Political debate fills Rotunda E

Heather Mangan

Heather Mangan

Students filled the seats of Rotunda E, and some even stood in the aisles, as the College Republicans and Democrats argued about some of the biggest political issues this election season.

The two parties sparred about education, terrorism, Iraq and a host of other topics for almost 90 minutes in the Oct. 20 debate sponsored by the Political Science Club, the College Republicans and the College Democrats.

Each party had three members who represented them and answered prepared questions from the other party, prepared questions from the Political Science Club and spontaneous questions from the audience.

Juniors Austin Olson and Ryan Brunner and sophomore Sarah French debated for the Republican Party. Sophomores Justin Goetz and Stephanie Chase and senior Josh Horton represented the Democrats.

Although no winner was determined, some students had opinions.

“I think the Democrats conveyed their message better than what the Republicans did,” said Cari Uecker, a junior nursing major.

“I thought the Republicans looked really formal, but really weren’t prepared,” said Mark Held, a sophomore journalism and biology major from Sioux Falls.

The two sides argued about issues concerning the war in Iraq, the War on Terror, the No Child Left Behind Act, higher education, the Pell Grant, tax cuts, health care, socialized medicine, pharmaceutical industries, environmental regulations, Homeland Security, church and state, gun rights, North Korea and other issues.
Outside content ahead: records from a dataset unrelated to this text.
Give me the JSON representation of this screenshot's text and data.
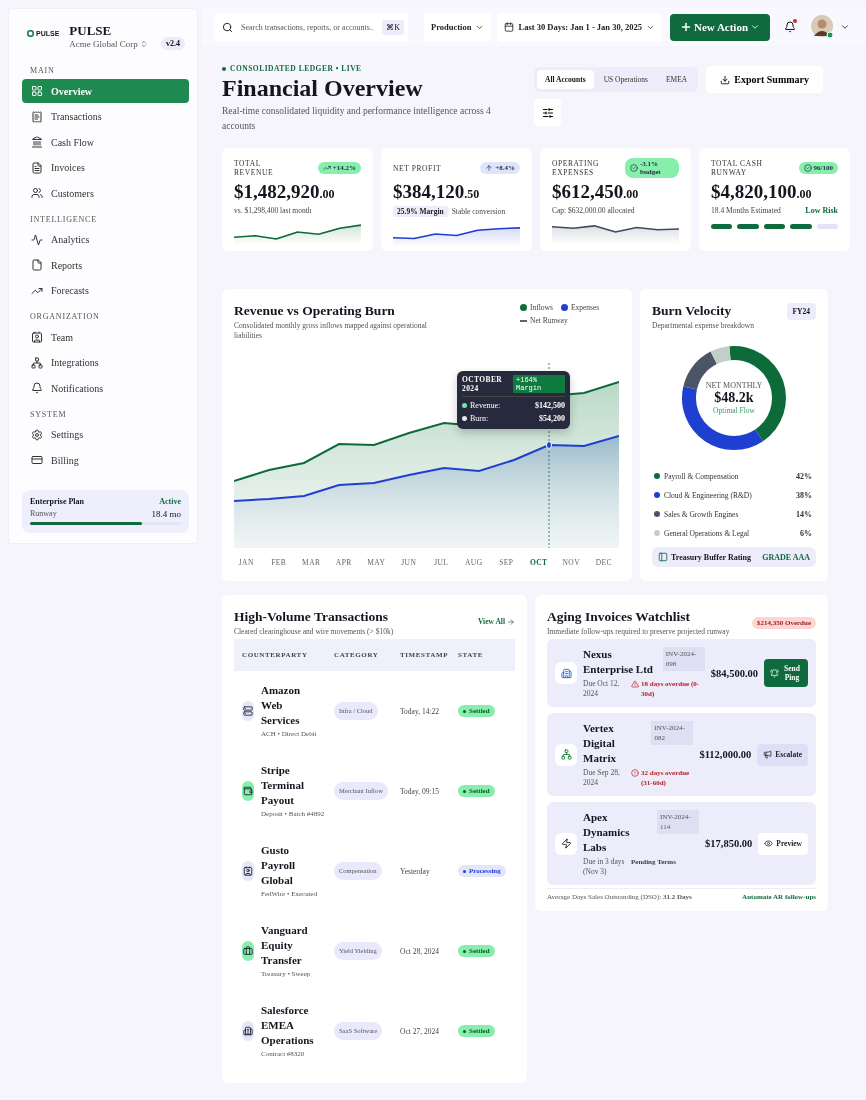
{
  "sidebar": {
    "logo": "PULSE",
    "name": "PULSE",
    "org": "Acme Global Corp",
    "version": "v2.4",
    "sections": [
      {
        "title": "MAIN",
        "items": [
          {
            "label": "Overview",
            "selected": true
          },
          {
            "label": "Transactions",
            "selected": false
          },
          {
            "label": "Cash Flow",
            "selected": false
          },
          {
            "label": "Invoices",
            "selected": false
          },
          {
            "label": "Customers",
            "selected": false
          }
        ]
      },
      {
        "title": "INTELLIGENCE",
        "items": [
          {
            "label": "Analytics",
            "selected": false
          },
          {
            "label": "Reports",
            "selected": false
          },
          {
            "label": "Forecasts",
            "selected": false
          }
        ]
      },
      {
        "title": "ORGANIZATION",
        "items": [
          {
            "label": "Team",
            "selected": false
          },
          {
            "label": "Integrations",
            "selected": false
          },
          {
            "label": "Notifications",
            "selected": false
          }
        ]
      },
      {
        "title": "SYSTEM",
        "items": [
          {
            "label": "Settings",
            "selected": false
          },
          {
            "label": "Billing",
            "selected": false
          }
        ]
      }
    ],
    "plan": {
      "name": "Enterprise Plan",
      "status": "Active",
      "label": "Runway",
      "value": "18.4 mo",
      "level": 0.74
    }
  },
  "header": {
    "search": {
      "placeholder": "Search transactions, reports, or accounts...",
      "shortcut": "⌘K"
    },
    "environment": "Production",
    "date_range": "Last 30 Days: Jan 1 - Jan 30, 2025",
    "new_action": "New Action",
    "unread": true
  },
  "page": {
    "eyebrow": "CONSOLIDATED LEDGER • LIVE",
    "title": "Financial Overview",
    "subtitle": "Real-time consolidated liquidity and performance intelligence across 4 accounts",
    "scopes": [
      {
        "label": "All Accounts",
        "selected": true
      },
      {
        "label": "US Operations",
        "selected": false
      },
      {
        "label": "EMEA",
        "selected": false
      }
    ],
    "export": "Export Summary"
  },
  "kpis": [
    {
      "kind": "sparkline",
      "label": "TOTAL REVENUE",
      "badge": {
        "text": "+14.2%",
        "color": "#86efac"
      },
      "value": "$1,482,920",
      "cents": ".00",
      "note": "vs. $1,298,400 last month",
      "color": "#0d6b3a"
    },
    {
      "kind": "sparkline",
      "label": "NET PROFIT",
      "badge": {
        "text": "+8.4%",
        "color": "#dfe4fb"
      },
      "value": "$384,120",
      "cents": ".50",
      "tag": "25.9% Margin",
      "note": "Stable conversion",
      "color": "#1f3fd1"
    },
    {
      "kind": "sparkline",
      "label": "OPERATING EXPENSES",
      "badge": {
        "text": "-3.1% budget",
        "color": "#86efac"
      },
      "value": "$612,450",
      "cents": ".00",
      "note": "Cap: $632,000.00 allocated",
      "color": "#3e4a63"
    },
    {
      "kind": "segments",
      "label": "TOTAL CASH RUNWAY",
      "badge": {
        "text": "96/100",
        "color": "#86efac"
      },
      "value": "$4,820,100",
      "cents": ".00",
      "note": "18.4 Months Estimated",
      "risk": "Low Risk",
      "level": 0.8
    }
  ],
  "revenue": {
    "title": "Revenue vs Operating Burn",
    "subtitle": "Consolidated monthly gross inflows mapped against operational liabilities",
    "legend": [
      {
        "kind": "dot",
        "label": "Inflows",
        "color": "#0d6b3a"
      },
      {
        "kind": "dot",
        "label": "Expenses",
        "color": "#1f3fd1"
      },
      {
        "kind": "dash",
        "label": "Net Runway",
        "color": "#5b6b63"
      }
    ],
    "months": [
      {
        "label": "JAN",
        "selected": false
      },
      {
        "label": "FEB",
        "selected": false
      },
      {
        "label": "MAR",
        "selected": false
      },
      {
        "label": "APR",
        "selected": false
      },
      {
        "label": "MAY",
        "selected": false
      },
      {
        "label": "JUN",
        "selected": false
      },
      {
        "label": "JUL",
        "selected": false
      },
      {
        "label": "AUG",
        "selected": false
      },
      {
        "label": "SEP",
        "selected": false
      },
      {
        "label": "OCT",
        "selected": true
      },
      {
        "label": "NOV",
        "selected": false
      },
      {
        "label": "DEC",
        "selected": false
      }
    ],
    "tooltip": {
      "title": "OCTOBER 2024",
      "badge": "+164% Margin",
      "rows": [
        {
          "label": "Revenue:",
          "value": "$142,500",
          "color": "#6ee7a8"
        },
        {
          "label": "Burn:",
          "value": "$54,200",
          "color": "#e5e7f5"
        }
      ]
    }
  },
  "burn": {
    "title": "Burn Velocity",
    "subtitle": "Departmental expense breakdown",
    "period": "FY24",
    "center": {
      "label": "NET MONTHLY",
      "value": "$48.2k",
      "note": "Optimal Flow"
    },
    "chart_data": {
      "type": "donut",
      "categories": [
        "Payroll & Compensation",
        "Cloud & Engineering (R&D)",
        "Sales & Growth Engines",
        "General Operations & Legal"
      ],
      "values": [
        42,
        38,
        14,
        6
      ]
    },
    "legend": [
      {
        "share": "42%",
        "color": "#0d6b3a"
      },
      {
        "share": "38%",
        "color": "#1f3fd1"
      },
      {
        "share": "14%",
        "color": "#4b5568"
      },
      {
        "share": "6%",
        "color": "#c2cfc6"
      }
    ],
    "rating": {
      "label": "Treasury Buffer Rating",
      "grade": "GRADE AAA"
    }
  },
  "transactions": {
    "title": "High-Volume Transactions",
    "subtitle": "Cleared clearinghouse and wire movements (> $10k)",
    "view_all": "View All",
    "columns": [
      "COUNTERPARTY",
      "CATEGORY",
      "TIMESTAMP",
      "STATE"
    ],
    "rows": [
      {
        "name": "Amazon Web Services",
        "meta": "ACH • Direct Debit",
        "category": "Infra / Cloud",
        "time": "Today, 14:22",
        "state": "Settled",
        "kind": "settled",
        "color": "#e6e6fa"
      },
      {
        "name": "Stripe Terminal Payout",
        "meta": "Deposit • Batch #4892",
        "category": "Merchant Inflow",
        "time": "Today, 09:15",
        "state": "Settled",
        "kind": "settled",
        "color": "#86efac"
      },
      {
        "name": "Gusto Payroll Global",
        "meta": "FedWire • Executed",
        "category": "Compensation",
        "time": "Yesterday",
        "state": "Processing",
        "kind": "processing",
        "color": "#e6e6fa"
      },
      {
        "name": "Vanguard Equity Transfer",
        "meta": "Treasury • Sweep",
        "category": "Yield Yielding",
        "time": "Oct 28, 2024",
        "state": "Settled",
        "kind": "settled",
        "color": "#86efac"
      },
      {
        "name": "Salesforce EMEA Operations",
        "meta": "Contract #8320",
        "category": "SaaS Software",
        "time": "Oct 27, 2024",
        "state": "Settled",
        "kind": "settled",
        "color": "#e6e6fa"
      }
    ]
  },
  "aging": {
    "title": "Aging Invoices Watchlist",
    "total": "$214,350 Overdue",
    "subtitle": "Immediate follow-ups required to preserve projected runway",
    "invoices": [
      {
        "name": "Nexus Enterprise Ltd",
        "number": "INV-2024-098",
        "due": "Due Oct 12, 2024",
        "status": "18 days overdue (0-30d)",
        "kind": "warning",
        "amount": "$84,500.00",
        "action": {
          "label": "Send Ping",
          "kind": "primary"
        }
      },
      {
        "name": "Vertex Digital Matrix",
        "number": "INV-2024-082",
        "due": "Due Sep 28, 2024",
        "status": "32 days overdue (31-60d)",
        "kind": "alert",
        "amount": "$112,000.00",
        "action": {
          "label": "Escalate",
          "kind": "secondary"
        }
      },
      {
        "name": "Apex Dynamics Labs",
        "number": "INV-2024-114",
        "due": "Due in 3 days (Nov 3)",
        "status": "Pending Terms",
        "kind": "pending",
        "amount": "$17,850.00",
        "action": {
          "label": "Preview",
          "kind": "outline"
        }
      }
    ],
    "footer": {
      "text": "Average Days Sales Outstanding (DSO): **31.2 Days**",
      "link": "Automate AR follow-ups"
    }
  }
}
There were some issues that weren’t brought up or only briefly mentioned that the panelists felt were important. Olson wished there had been more questions about farming, said the ag business major from Woonsocket.

Goetz, a history and political science major from Aberdeen, said he would have liked to talk about labor support, crime, environmental issues and stem-cell research.
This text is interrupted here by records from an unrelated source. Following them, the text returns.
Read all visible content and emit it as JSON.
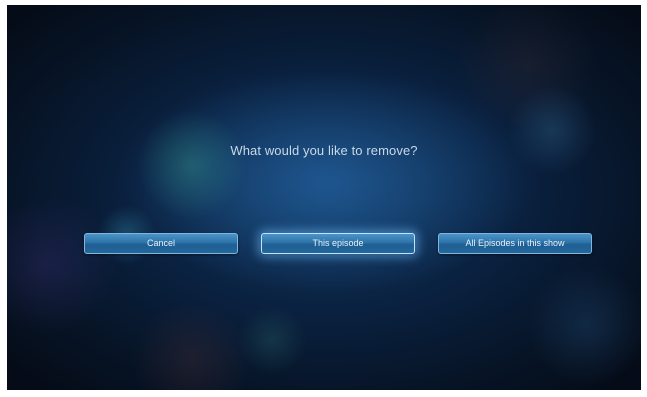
{
  "dialog": {
    "prompt": "What would you like to remove?",
    "buttons": {
      "cancel_label": "Cancel",
      "episode_label": "This episode",
      "all_label": "All Episodes in this show"
    },
    "focused_button": "This episode"
  },
  "colors": {
    "background": "#0a2140",
    "button": "#2d73a8",
    "button_border": "#7fb6dd",
    "focus_glow": "#6ebeff",
    "text": "#c9d8e6"
  }
}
The time constraint didn’t allow for those issues to be discussed, Goetz said, even though the debate lasted an hour and half.
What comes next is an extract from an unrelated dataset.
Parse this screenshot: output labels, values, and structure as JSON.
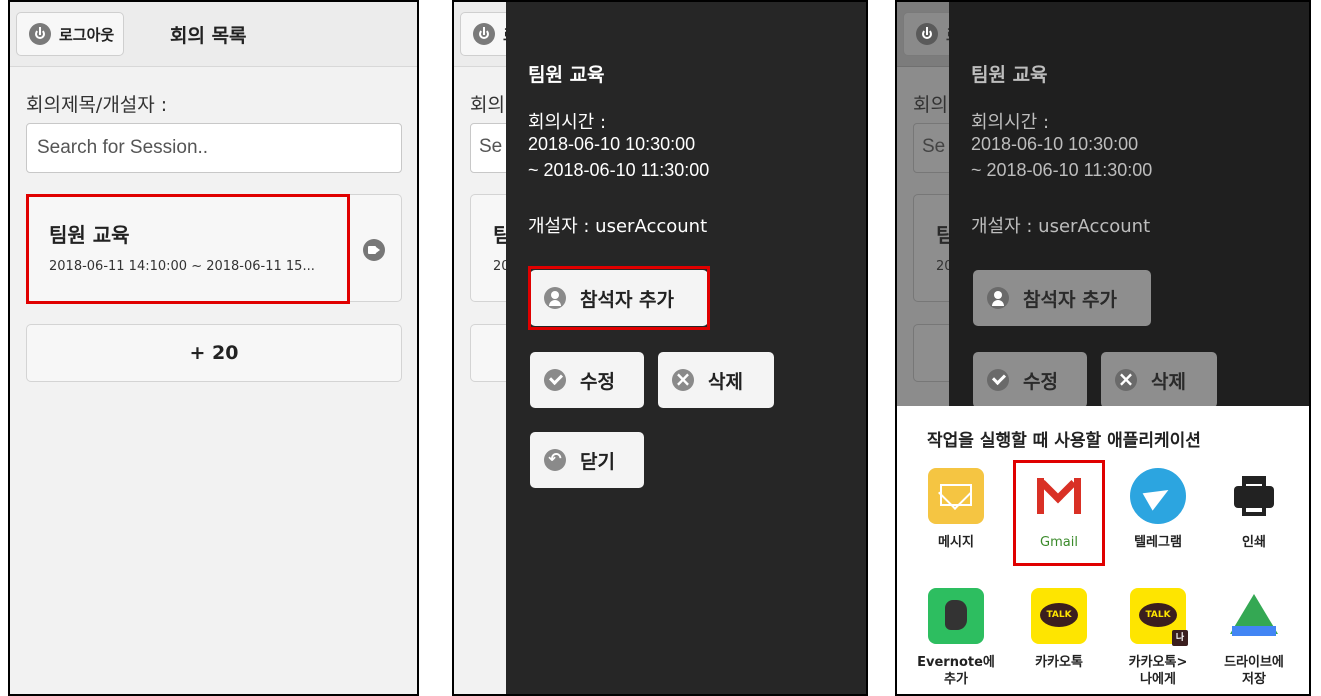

Both Olson and Goetz agree that the most talked-about issue was the war in Iraq. Goetz said that is one of the prominent issues in this presidential election and most people want to know about it.

“It’s such a tricky issue,” he said.

Some audience members were happy with the issued discussed.

“I’m glad they stayed away from the social issues,” said junior Jason Frerichs, an animal science major.

Olson agreed, saying he didn’t mind not dwelling on social issues such as abortion and gay marriage.

“I hate beating those two drums,” he said.

The debate was beneficial to some students. Amy Law, a junior nursing major from Sioux Falls, said that she liked seeing students debate. She said the panelists put issues on the student level.

“I think it opened my eye as to what the other party (believes),” said Law, a registered Democrat. “I thought it was really informative.”

In many of their answers, the panelists talked about what their parties’ candidates would do on that issue. The College Republicans backed Bush’s policies and decisions while the College Democrats talked about what Kerry could do for the United States. The panelists discussed John Thune, Sen. Tom Daschle, Larry Deidrich, Rep. Stephanie Herseth.

Olson said that although most students come in with their minds already made up, the debate could have swayed some voters.

“I think that if you came as undecided voter, you got the gist of what the candidate’s stance is,” he said.

Both sides said their opponents fought fair. Goetz said that the College Republicans had a good grasp on the issues.

“I think they had their position marked out,” he said. “I thought both sides presented their sides well.”

Olson agreed.

“I think (the College Democrats) did a good job,” he said.

#1.885794:2814974091.jpg:Justin Goetz.jpg:Democrat Justin Goetz:Mike Carlson#1.885793:809172003.jpg:Austin Olson.jpg:Republican Austin Olson:Mike Carlson